Within the last week I have inherited a promissory note case representing the rep as respondent and served on another prom note case as an arbitrator.  I want to share what I believe are lessons learned and things to definitely consider before proceeding in these types of cases.  This post will cover the case I inherited and the next will cover the case I served as an arbitrator on.

1. Previous attorney specialized in employment law but had no experience in FINRA arbitrations.  The attorney's website had one mention of "arbitration" but a simple search on the FINRA-Dispute Resolution website would show that the attorney has not been on any awards.  Ask more about their experience.

2. Previous attorney treated the whole arbitration process as a court case.  Referring to the forum as the "honorable court" and making motions that are rarely used in FINRA arbitration.  The answer to the statement of claim was DEVOID of any story or background information of the broker.  The answer had one word responses to the allegations (i.e., "denied" "admitted" etc.).  The panel wants to see a story or some sort of background, not sterile plain vanilla answers.  So the only side telling the story was the BD.  Tell your story!

3. Previous attorney had a name of a client from a different case in the answer.  Obvious that the answer was a template and one used from a prior COURT case.  Such an error can discredit the broker's case.  Proofread your filings prior.

4. Previous attorney referred to the broker's account that was frozen as collateral to secured the note as a "bank" account, several times.  Previous attorney obviously had no experience in the securities industry.  The BD in their answer to the broker's counterclaim was all over the fact that no BANK accounts were frozen -- embarassing for the broker.

5. Previous attorney advised broker of counterclaim for age discrimination -- good and three claims over the frozen account.  What about drop in commissions? What about losing a major portion of the book of business?  Etc.  Previous attorney ignored that unique part of this industry. 

6. The age discrim claim was denied by a state agent, but the broker had a right to an appeal by hearing and would have opted for it.  Previous attorney gave no such advice.

7. Previous attorney agreed to keeping an all industry panel even after alleging a tort in the counter-claim.  Also previous attorney did not strike one panelist who was a general counsel for a large BD -- are you kidding???  That panelist ended up on the panel.

There were other minor issues but I think you get the point.  If you're defending against a BD's demand for repayment or a filed statement of claim and are considering an attorney be sure to pick a competent one, preferrably one that knows what a stock is or one that has a clue about our industry.

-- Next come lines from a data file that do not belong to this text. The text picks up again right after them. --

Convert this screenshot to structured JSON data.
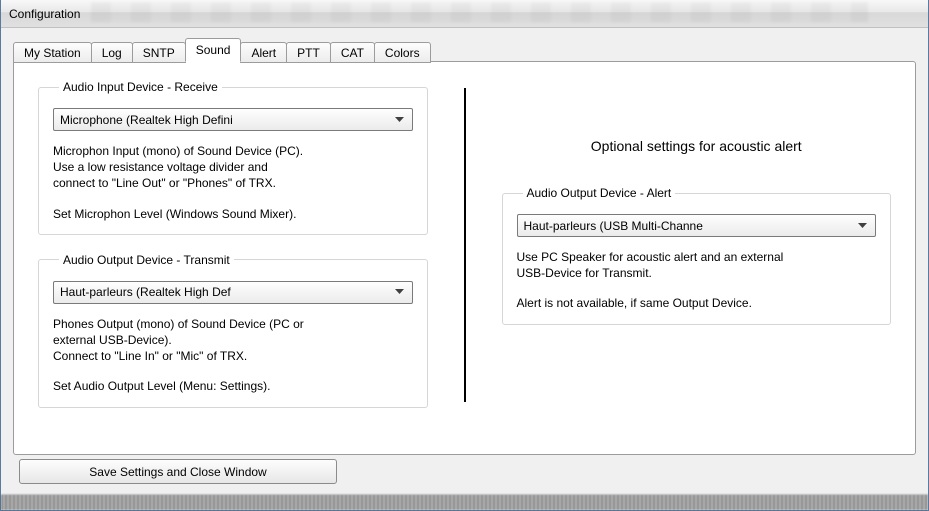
{
  "window": {
    "title": "Configuration"
  },
  "tabs": [
    {
      "label": "My Station",
      "active": false
    },
    {
      "label": "Log",
      "active": false
    },
    {
      "label": "SNTP",
      "active": false
    },
    {
      "label": "Sound",
      "active": true
    },
    {
      "label": "Alert",
      "active": false
    },
    {
      "label": "PTT",
      "active": false
    },
    {
      "label": "CAT",
      "active": false
    },
    {
      "label": "Colors",
      "active": false
    }
  ],
  "left": {
    "input_group": {
      "legend": "Audio Input Device - Receive",
      "combo_value": "Microphone (Realtek High Defini",
      "help1": "Microphon Input (mono) of Sound Device (PC).",
      "help2": "Use a low resistance voltage divider and",
      "help3": "connect to \"Line Out\" or \"Phones\" of TRX.",
      "help4": "Set Microphon Level (Windows Sound Mixer)."
    },
    "output_group": {
      "legend": "Audio Output Device - Transmit",
      "combo_value": "Haut-parleurs (Realtek High Def",
      "help1": "Phones Output (mono) of Sound Device (PC or",
      "help2": "external USB-Device).",
      "help3": "Connect to \"Line In\" or \"Mic\" of TRX.",
      "help4": "Set Audio Output Level (Menu: Settings)."
    }
  },
  "right": {
    "heading": "Optional settings for acoustic alert",
    "alert_group": {
      "legend": "Audio Output Device - Alert",
      "combo_value": "Haut-parleurs (USB Multi-Channe",
      "help1": "Use PC Speaker for acoustic alert and an external",
      "help2": "USB-Device for Transmit.",
      "help3": "Alert is not available, if same Output Device."
    }
  },
  "save_button": "Save Settings and Close Window"
}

Fortunately, I was able to resolve the matter amicably for both parties without the risk of having to defend what I believe was a poorly managed and plead case from the start.